At the main festival ground on Saturday July 23rd and Sunday July 24th at Fort Mason Center, we welcome many celebrities from Japan, including WORLD ORDER, Silent Siren, Wednesday Campanella, GARNiDELiA, Mitz Mangrove, and many more, and we will also host a variety of events, including J-POP LIVE concerts, Meet & Greet sessions, Q&A with special guests, Interactive Summit, Travel Pavilion, Ramen & Sake Summit, dance, karaoke,cosplay and'J-POP Queen' drag contests.More

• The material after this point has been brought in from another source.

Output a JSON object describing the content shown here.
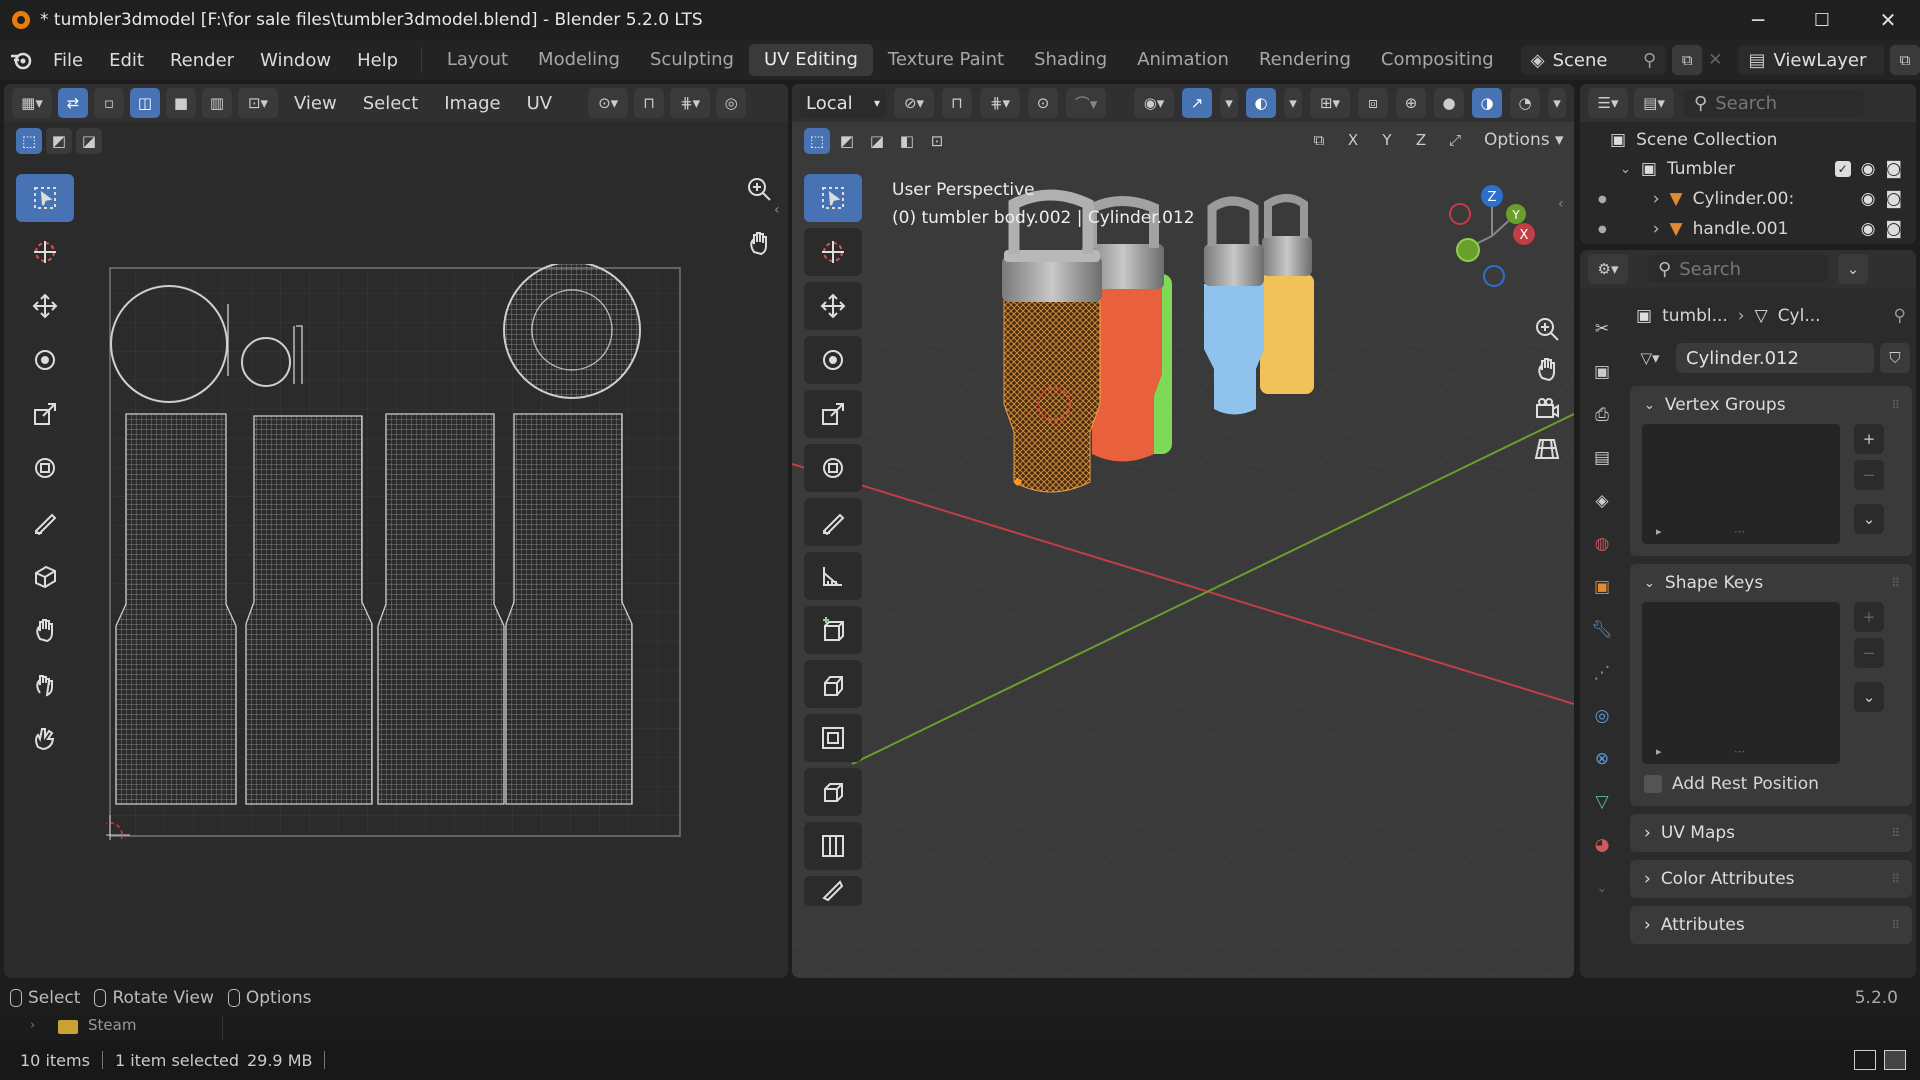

Did the season premiere of Walking Dead leave you with a craving? Not to worry. The fine folks of San Francisco Theater Pub have your back. Over the last couple years they’ve done an amazing job filling the theater week’s dark nights with cold pints and footlights, interpreting the works of Václav Havel, Alfred Jarry, Euripides, Sophocles, and the Bard in an atmosphere that makes all that sophistication pretty easy to swallow. And we’re not just talking about the tasty victuals from their rotating pop-up kitchens. This outfit understands the diverse needs of its audience. A program of Muni-inspired plays, poems, and songs titled How to Ride a Bus in San Francisco might follow an evening of Oscar Wilde; a dense, labyrinthine night of H.P. Lovecraft can lead to ADHD-style Pint-Sized Plays, where performances last no longer than a glass of beer. Tonight, they have channeled your yen for the undead into a rom-zom-com called Love in the Time of Zombies. This is a tale about four friends trapped in a cabin, surrounded by zombies — that’s where you stumble in, dripping with BBQ sauce and groaning. So bring your rotting flesh and leave your modesty at the door.
Oct. 15-16, 8 p.m.; Mon., Oct. 22, 8 p.m.; Oct. 29-30, 8 p.m., 2012